Look through the lines below, find those with the word "CLIP", and copy them.

Page and application data records:
──────────────────────────────

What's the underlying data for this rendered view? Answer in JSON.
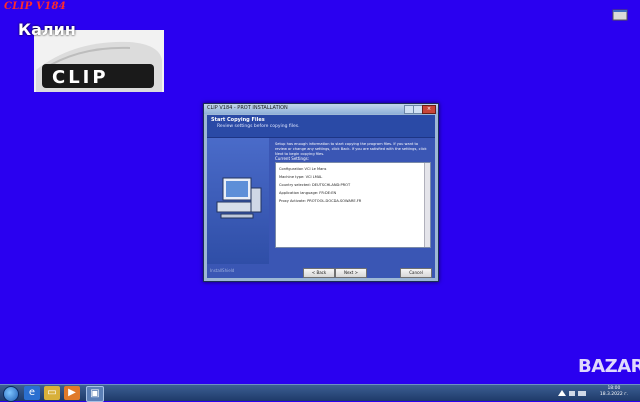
{
  "desktop": {
    "top_title": "CLIP V184",
    "user_name": "Калин",
    "logo_text": "CLIP",
    "watermark": "BAZAR"
  },
  "dialog": {
    "title": "CLIP V184 - PROT INSTALLATION",
    "header_title": "Start Copying Files",
    "header_subtitle": "Review settings before copying files.",
    "intro_text": "Setup has enough information to start copying the program files. If you want to review or change any settings, click Back. If you are satisfied with the settings, click Next to begin copying files.",
    "group_label": "Current Settings:",
    "settings": [
      "Configuration VCI Le Mans",
      "Machine type: VCI LMAL",
      "Country selected: DEUTSCHLAND:PROT",
      "Application language: FR:DE:EN",
      "Proxy Activate: PROTOOL.DOCDA.SOWARE.FR"
    ],
    "brand": "InstallShield",
    "buttons": {
      "back": "< Back",
      "next": "Next >",
      "cancel": "Cancel"
    },
    "accent": "#2a4aa6"
  },
  "taskbar": {
    "time": "18:00",
    "date": "18.3.2022 г."
  },
  "colors": {
    "desktop_bg": "#2a00f0",
    "title_red": "#ff2a2a"
  }
}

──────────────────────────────

Reply:
    "top_title": "CLIP V184",
    "logo_text": "CLIP",
    "title": "CLIP V184 - PROT INSTALLATION",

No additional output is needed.